##### DATA TO USE #####
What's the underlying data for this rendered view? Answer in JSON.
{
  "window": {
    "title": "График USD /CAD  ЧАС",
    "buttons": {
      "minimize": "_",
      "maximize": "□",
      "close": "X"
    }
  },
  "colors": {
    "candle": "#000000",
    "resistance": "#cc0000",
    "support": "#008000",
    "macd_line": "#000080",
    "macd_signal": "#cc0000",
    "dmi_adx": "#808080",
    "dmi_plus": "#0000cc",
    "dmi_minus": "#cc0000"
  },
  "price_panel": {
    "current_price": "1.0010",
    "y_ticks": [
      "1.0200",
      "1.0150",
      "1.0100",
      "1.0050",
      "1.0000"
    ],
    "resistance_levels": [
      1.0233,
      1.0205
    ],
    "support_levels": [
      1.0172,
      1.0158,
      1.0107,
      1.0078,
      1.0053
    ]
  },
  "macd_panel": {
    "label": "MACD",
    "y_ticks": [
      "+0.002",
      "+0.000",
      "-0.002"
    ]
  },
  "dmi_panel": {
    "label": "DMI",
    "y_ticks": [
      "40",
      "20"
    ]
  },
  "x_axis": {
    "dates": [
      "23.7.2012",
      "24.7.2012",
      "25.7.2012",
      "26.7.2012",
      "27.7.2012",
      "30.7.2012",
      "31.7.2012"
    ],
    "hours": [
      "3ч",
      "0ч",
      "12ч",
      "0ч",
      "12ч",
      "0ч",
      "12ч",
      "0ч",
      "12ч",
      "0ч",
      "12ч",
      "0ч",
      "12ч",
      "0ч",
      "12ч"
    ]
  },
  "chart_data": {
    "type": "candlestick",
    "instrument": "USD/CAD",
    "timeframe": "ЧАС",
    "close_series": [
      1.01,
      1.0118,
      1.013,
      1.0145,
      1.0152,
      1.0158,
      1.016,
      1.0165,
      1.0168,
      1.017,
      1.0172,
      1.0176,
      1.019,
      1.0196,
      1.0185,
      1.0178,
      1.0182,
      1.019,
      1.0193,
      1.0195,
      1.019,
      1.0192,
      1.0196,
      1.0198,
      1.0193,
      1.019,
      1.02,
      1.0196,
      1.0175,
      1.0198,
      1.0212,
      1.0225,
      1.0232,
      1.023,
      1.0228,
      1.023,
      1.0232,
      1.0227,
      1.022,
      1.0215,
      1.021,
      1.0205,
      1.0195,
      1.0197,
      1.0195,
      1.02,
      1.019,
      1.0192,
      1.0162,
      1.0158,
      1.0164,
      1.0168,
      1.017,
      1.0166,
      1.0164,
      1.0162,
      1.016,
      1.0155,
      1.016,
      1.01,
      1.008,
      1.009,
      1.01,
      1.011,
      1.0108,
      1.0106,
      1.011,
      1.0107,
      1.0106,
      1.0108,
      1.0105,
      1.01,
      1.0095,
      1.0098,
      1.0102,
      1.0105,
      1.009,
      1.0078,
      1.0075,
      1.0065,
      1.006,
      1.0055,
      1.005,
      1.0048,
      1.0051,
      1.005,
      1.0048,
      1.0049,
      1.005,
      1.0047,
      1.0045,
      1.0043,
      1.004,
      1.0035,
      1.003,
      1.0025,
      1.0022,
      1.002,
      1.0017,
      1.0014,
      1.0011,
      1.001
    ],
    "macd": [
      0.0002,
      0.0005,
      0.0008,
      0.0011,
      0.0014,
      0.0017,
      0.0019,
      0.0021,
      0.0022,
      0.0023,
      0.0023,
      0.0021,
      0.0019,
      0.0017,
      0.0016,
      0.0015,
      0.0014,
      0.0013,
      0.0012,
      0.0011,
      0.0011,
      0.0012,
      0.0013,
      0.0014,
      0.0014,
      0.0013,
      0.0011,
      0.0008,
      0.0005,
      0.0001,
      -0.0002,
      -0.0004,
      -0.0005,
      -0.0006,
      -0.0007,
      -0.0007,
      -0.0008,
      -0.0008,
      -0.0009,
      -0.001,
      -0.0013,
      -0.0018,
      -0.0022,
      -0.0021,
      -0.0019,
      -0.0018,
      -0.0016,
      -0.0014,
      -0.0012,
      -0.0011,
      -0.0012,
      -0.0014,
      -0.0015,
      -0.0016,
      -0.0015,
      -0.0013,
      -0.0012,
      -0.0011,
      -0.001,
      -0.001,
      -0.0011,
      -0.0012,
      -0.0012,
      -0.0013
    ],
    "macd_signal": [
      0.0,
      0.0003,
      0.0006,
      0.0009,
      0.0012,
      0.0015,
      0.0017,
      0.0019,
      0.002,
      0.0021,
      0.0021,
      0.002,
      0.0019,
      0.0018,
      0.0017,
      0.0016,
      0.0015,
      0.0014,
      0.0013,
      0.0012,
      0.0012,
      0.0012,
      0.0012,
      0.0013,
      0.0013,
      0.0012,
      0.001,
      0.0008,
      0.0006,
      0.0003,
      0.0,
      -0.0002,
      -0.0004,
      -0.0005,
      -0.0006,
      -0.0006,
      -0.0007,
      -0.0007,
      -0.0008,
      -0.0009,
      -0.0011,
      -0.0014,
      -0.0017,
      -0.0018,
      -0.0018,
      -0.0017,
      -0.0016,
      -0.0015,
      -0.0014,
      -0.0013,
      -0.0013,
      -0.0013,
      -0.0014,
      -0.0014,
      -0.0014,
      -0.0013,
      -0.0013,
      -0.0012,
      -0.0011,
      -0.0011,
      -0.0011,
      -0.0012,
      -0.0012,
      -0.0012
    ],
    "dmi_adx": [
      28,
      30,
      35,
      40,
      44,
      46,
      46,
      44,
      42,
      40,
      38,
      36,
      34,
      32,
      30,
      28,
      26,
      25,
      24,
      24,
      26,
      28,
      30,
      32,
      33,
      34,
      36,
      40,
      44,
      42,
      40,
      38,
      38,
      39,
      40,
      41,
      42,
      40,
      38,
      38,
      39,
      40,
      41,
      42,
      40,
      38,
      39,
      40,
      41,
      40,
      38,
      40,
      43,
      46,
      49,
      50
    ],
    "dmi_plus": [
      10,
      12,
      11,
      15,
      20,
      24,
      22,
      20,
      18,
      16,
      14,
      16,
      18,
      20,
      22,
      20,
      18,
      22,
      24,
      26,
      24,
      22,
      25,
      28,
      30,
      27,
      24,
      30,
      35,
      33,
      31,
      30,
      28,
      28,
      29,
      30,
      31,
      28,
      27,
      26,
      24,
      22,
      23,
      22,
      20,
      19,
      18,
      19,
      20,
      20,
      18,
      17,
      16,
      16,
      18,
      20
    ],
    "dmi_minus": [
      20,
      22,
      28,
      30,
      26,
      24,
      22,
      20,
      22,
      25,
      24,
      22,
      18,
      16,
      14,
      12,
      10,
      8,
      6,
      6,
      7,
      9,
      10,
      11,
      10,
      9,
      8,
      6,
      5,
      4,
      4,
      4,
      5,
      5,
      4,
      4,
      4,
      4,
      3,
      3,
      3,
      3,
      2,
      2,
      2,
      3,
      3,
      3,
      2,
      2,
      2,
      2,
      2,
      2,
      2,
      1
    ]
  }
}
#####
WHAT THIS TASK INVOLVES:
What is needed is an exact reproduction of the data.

SOLVED PROBLEM:
What's the underlying data for this rendered view? Answer in JSON.
{
  "window": {
    "title": "График USD /CAD  ЧАС",
    "buttons": {
      "minimize": "_",
      "maximize": "□",
      "close": "X"
    }
  },
  "colors": {
    "candle": "#000000",
    "resistance": "#cc0000",
    "support": "#008000",
    "macd_line": "#000080",
    "macd_signal": "#cc0000",
    "dmi_adx": "#808080",
    "dmi_plus": "#0000cc",
    "dmi_minus": "#cc0000"
  },
  "price_panel": {
    "current_price": "1.0010",
    "y_ticks": [
      "1.0200",
      "1.0150",
      "1.0100",
      "1.0050",
      "1.0000"
    ],
    "resistance_levels": [
      1.0233,
      1.0205
    ],
    "support_levels": [
      1.0172,
      1.0158,
      1.0107,
      1.0078,
      1.0053
    ]
  },
  "macd_panel": {
    "label": "MACD",
    "y_ticks": [
      "+0.002",
      "+0.000",
      "-0.002"
    ]
  },
  "dmi_panel": {
    "label": "DMI",
    "y_ticks": [
      "40",
      "20"
    ]
  },
  "x_axis": {
    "dates": [
      "23.7.2012",
      "24.7.2012",
      "25.7.2012",
      "26.7.2012",
      "27.7.2012",
      "30.7.2012",
      "31.7.2012"
    ],
    "hours": [
      "3ч",
      "0ч",
      "12ч",
      "0ч",
      "12ч",
      "0ч",
      "12ч",
      "0ч",
      "12ч",
      "0ч",
      "12ч",
      "0ч",
      "12ч",
      "0ч",
      "12ч"
    ]
  },
  "chart_data": {
    "type": "candlestick",
    "instrument": "USD/CAD",
    "timeframe": "ЧАС",
    "close_series": [
      1.01,
      1.0118,
      1.013,
      1.0145,
      1.0152,
      1.0158,
      1.016,
      1.0165,
      1.0168,
      1.017,
      1.0172,
      1.0176,
      1.019,
      1.0196,
      1.0185,
      1.0178,
      1.0182,
      1.019,
      1.0193,
      1.0195,
      1.019,
      1.0192,
      1.0196,
      1.0198,
      1.0193,
      1.019,
      1.02,
      1.0196,
      1.0175,
      1.0198,
      1.0212,
      1.0225,
      1.0232,
      1.023,
      1.0228,
      1.023,
      1.0232,
      1.0227,
      1.022,
      1.0215,
      1.021,
      1.0205,
      1.0195,
      1.0197,
      1.0195,
      1.02,
      1.019,
      1.0192,
      1.0162,
      1.0158,
      1.0164,
      1.0168,
      1.017,
      1.0166,
      1.0164,
      1.0162,
      1.016,
      1.0155,
      1.016,
      1.01,
      1.008,
      1.009,
      1.01,
      1.011,
      1.0108,
      1.0106,
      1.011,
      1.0107,
      1.0106,
      1.0108,
      1.0105,
      1.01,
      1.0095,
      1.0098,
      1.0102,
      1.0105,
      1.009,
      1.0078,
      1.0075,
      1.0065,
      1.006,
      1.0055,
      1.005,
      1.0048,
      1.0051,
      1.005,
      1.0048,
      1.0049,
      1.005,
      1.0047,
      1.0045,
      1.0043,
      1.004,
      1.0035,
      1.003,
      1.0025,
      1.0022,
      1.002,
      1.0017,
      1.0014,
      1.0011,
      1.001
    ],
    "macd": [
      0.0002,
      0.0005,
      0.0008,
      0.0011,
      0.0014,
      0.0017,
      0.0019,
      0.0021,
      0.0022,
      0.0023,
      0.0023,
      0.0021,
      0.0019,
      0.0017,
      0.0016,
      0.0015,
      0.0014,
      0.0013,
      0.0012,
      0.0011,
      0.0011,
      0.0012,
      0.0013,
      0.0014,
      0.0014,
      0.0013,
      0.0011,
      0.0008,
      0.0005,
      0.0001,
      -0.0002,
      -0.0004,
      -0.0005,
      -0.0006,
      -0.0007,
      -0.0007,
      -0.0008,
      -0.0008,
      -0.0009,
      -0.001,
      -0.0013,
      -0.0018,
      -0.0022,
      -0.0021,
      -0.0019,
      -0.0018,
      -0.0016,
      -0.0014,
      -0.0012,
      -0.0011,
      -0.0012,
      -0.0014,
      -0.0015,
      -0.0016,
      -0.0015,
      -0.0013,
      -0.0012,
      -0.0011,
      -0.001,
      -0.001,
      -0.0011,
      -0.0012,
      -0.0012,
      -0.0013
    ],
    "macd_signal": [
      0.0,
      0.0003,
      0.0006,
      0.0009,
      0.0012,
      0.0015,
      0.0017,
      0.0019,
      0.002,
      0.0021,
      0.0021,
      0.002,
      0.0019,
      0.0018,
      0.0017,
      0.0016,
      0.0015,
      0.0014,
      0.0013,
      0.0012,
      0.0012,
      0.0012,
      0.0012,
      0.0013,
      0.0013,
      0.0012,
      0.001,
      0.0008,
      0.0006,
      0.0003,
      0.0,
      -0.0002,
      -0.0004,
      -0.0005,
      -0.0006,
      -0.0006,
      -0.0007,
      -0.0007,
      -0.0008,
      -0.0009,
      -0.0011,
      -0.0014,
      -0.0017,
      -0.0018,
      -0.0018,
      -0.0017,
      -0.0016,
      -0.0015,
      -0.0014,
      -0.0013,
      -0.0013,
      -0.0013,
      -0.0014,
      -0.0014,
      -0.0014,
      -0.0013,
      -0.0013,
      -0.0012,
      -0.0011,
      -0.0011,
      -0.0011,
      -0.0012,
      -0.0012,
      -0.0012
    ],
    "dmi_adx": [
      28,
      30,
      35,
      40,
      44,
      46,
      46,
      44,
      42,
      40,
      38,
      36,
      34,
      32,
      30,
      28,
      26,
      25,
      24,
      24,
      26,
      28,
      30,
      32,
      33,
      34,
      36,
      40,
      44,
      42,
      40,
      38,
      38,
      39,
      40,
      41,
      42,
      40,
      38,
      38,
      39,
      40,
      41,
      42,
      40,
      38,
      39,
      40,
      41,
      40,
      38,
      40,
      43,
      46,
      49,
      50
    ],
    "dmi_plus": [
      10,
      12,
      11,
      15,
      20,
      24,
      22,
      20,
      18,
      16,
      14,
      16,
      18,
      20,
      22,
      20,
      18,
      22,
      24,
      26,
      24,
      22,
      25,
      28,
      30,
      27,
      24,
      30,
      35,
      33,
      31,
      30,
      28,
      28,
      29,
      30,
      31,
      28,
      27,
      26,
      24,
      22,
      23,
      22,
      20,
      19,
      18,
      19,
      20,
      20,
      18,
      17,
      16,
      16,
      18,
      20
    ],
    "dmi_minus": [
      20,
      22,
      28,
      30,
      26,
      24,
      22,
      20,
      22,
      25,
      24,
      22,
      18,
      16,
      14,
      12,
      10,
      8,
      6,
      6,
      7,
      9,
      10,
      11,
      10,
      9,
      8,
      6,
      5,
      4,
      4,
      4,
      5,
      5,
      4,
      4,
      4,
      4,
      3,
      3,
      3,
      3,
      2,
      2,
      2,
      3,
      3,
      3,
      2,
      2,
      2,
      2,
      2,
      2,
      2,
      1
    ]
  }
}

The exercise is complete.